• WHAT THE EXERCISE ASKS: Give the data below again exactly as written, but without the pictures.

• DATA:
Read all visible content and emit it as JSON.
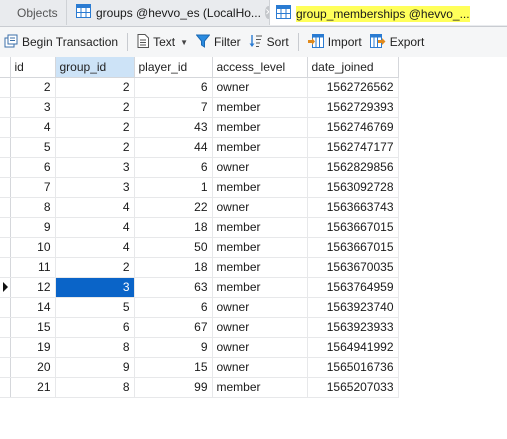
{
  "tabs": {
    "objects": "Objects",
    "groups": "groups @hevvo_es (LocalHo...",
    "group_memberships": "group_memberships @hevvo_..."
  },
  "toolbar": {
    "begin_transaction": "Begin Transaction",
    "text": "Text",
    "filter": "Filter",
    "sort": "Sort",
    "import": "Import",
    "export": "Export"
  },
  "table": {
    "columns": [
      "id",
      "group_id",
      "player_id",
      "access_level",
      "date_joined"
    ],
    "selected_column": "group_id",
    "rows": [
      {
        "id": "2",
        "group_id": "2",
        "player_id": "6",
        "access_level": "owner",
        "date_joined": "1562726562"
      },
      {
        "id": "3",
        "group_id": "2",
        "player_id": "7",
        "access_level": "member",
        "date_joined": "1562729393"
      },
      {
        "id": "4",
        "group_id": "2",
        "player_id": "43",
        "access_level": "member",
        "date_joined": "1562746769"
      },
      {
        "id": "5",
        "group_id": "2",
        "player_id": "44",
        "access_level": "member",
        "date_joined": "1562747177"
      },
      {
        "id": "6",
        "group_id": "3",
        "player_id": "6",
        "access_level": "owner",
        "date_joined": "1562829856"
      },
      {
        "id": "7",
        "group_id": "3",
        "player_id": "1",
        "access_level": "member",
        "date_joined": "1563092728"
      },
      {
        "id": "8",
        "group_id": "4",
        "player_id": "22",
        "access_level": "owner",
        "date_joined": "1563663743"
      },
      {
        "id": "9",
        "group_id": "4",
        "player_id": "18",
        "access_level": "member",
        "date_joined": "1563667015"
      },
      {
        "id": "10",
        "group_id": "4",
        "player_id": "50",
        "access_level": "member",
        "date_joined": "1563667015"
      },
      {
        "id": "11",
        "group_id": "2",
        "player_id": "18",
        "access_level": "member",
        "date_joined": "1563670035"
      },
      {
        "id": "12",
        "group_id": "3",
        "player_id": "63",
        "access_level": "member",
        "date_joined": "1563764959",
        "current": true
      },
      {
        "id": "14",
        "group_id": "5",
        "player_id": "6",
        "access_level": "owner",
        "date_joined": "1563923740"
      },
      {
        "id": "15",
        "group_id": "6",
        "player_id": "67",
        "access_level": "owner",
        "date_joined": "1563923933"
      },
      {
        "id": "19",
        "group_id": "8",
        "player_id": "9",
        "access_level": "owner",
        "date_joined": "1564941992"
      },
      {
        "id": "20",
        "group_id": "9",
        "player_id": "15",
        "access_level": "owner",
        "date_joined": "1565016736"
      },
      {
        "id": "21",
        "group_id": "8",
        "player_id": "99",
        "access_level": "member",
        "date_joined": "1565207033"
      }
    ]
  },
  "colors": {
    "tab_highlight": "#ffff5a",
    "selected_cell": "#0a64c8",
    "selected_header": "#cde3f7"
  }
}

• SOLUTION FOR THIS EXERCISE:
Read all visible content and emit it as JSON.
{
  "tabs": {
    "objects": "Objects",
    "groups": "groups @hevvo_es (LocalHo...",
    "group_memberships": "group_memberships @hevvo_..."
  },
  "toolbar": {
    "begin_transaction": "Begin Transaction",
    "text": "Text",
    "filter": "Filter",
    "sort": "Sort",
    "import": "Import",
    "export": "Export"
  },
  "table": {
    "columns": [
      "id",
      "group_id",
      "player_id",
      "access_level",
      "date_joined"
    ],
    "selected_column": "group_id",
    "rows": [
      {
        "id": "2",
        "group_id": "2",
        "player_id": "6",
        "access_level": "owner",
        "date_joined": "1562726562"
      },
      {
        "id": "3",
        "group_id": "2",
        "player_id": "7",
        "access_level": "member",
        "date_joined": "1562729393"
      },
      {
        "id": "4",
        "group_id": "2",
        "player_id": "43",
        "access_level": "member",
        "date_joined": "1562746769"
      },
      {
        "id": "5",
        "group_id": "2",
        "player_id": "44",
        "access_level": "member",
        "date_joined": "1562747177"
      },
      {
        "id": "6",
        "group_id": "3",
        "player_id": "6",
        "access_level": "owner",
        "date_joined": "1562829856"
      },
      {
        "id": "7",
        "group_id": "3",
        "player_id": "1",
        "access_level": "member",
        "date_joined": "1563092728"
      },
      {
        "id": "8",
        "group_id": "4",
        "player_id": "22",
        "access_level": "owner",
        "date_joined": "1563663743"
      },
      {
        "id": "9",
        "group_id": "4",
        "player_id": "18",
        "access_level": "member",
        "date_joined": "1563667015"
      },
      {
        "id": "10",
        "group_id": "4",
        "player_id": "50",
        "access_level": "member",
        "date_joined": "1563667015"
      },
      {
        "id": "11",
        "group_id": "2",
        "player_id": "18",
        "access_level": "member",
        "date_joined": "1563670035"
      },
      {
        "id": "12",
        "group_id": "3",
        "player_id": "63",
        "access_level": "member",
        "date_joined": "1563764959",
        "current": true
      },
      {
        "id": "14",
        "group_id": "5",
        "player_id": "6",
        "access_level": "owner",
        "date_joined": "1563923740"
      },
      {
        "id": "15",
        "group_id": "6",
        "player_id": "67",
        "access_level": "owner",
        "date_joined": "1563923933"
      },
      {
        "id": "19",
        "group_id": "8",
        "player_id": "9",
        "access_level": "owner",
        "date_joined": "1564941992"
      },
      {
        "id": "20",
        "group_id": "9",
        "player_id": "15",
        "access_level": "owner",
        "date_joined": "1565016736"
      },
      {
        "id": "21",
        "group_id": "8",
        "player_id": "99",
        "access_level": "member",
        "date_joined": "1565207033"
      }
    ]
  },
  "colors": {
    "tab_highlight": "#ffff5a",
    "selected_cell": "#0a64c8",
    "selected_header": "#cde3f7"
  }
}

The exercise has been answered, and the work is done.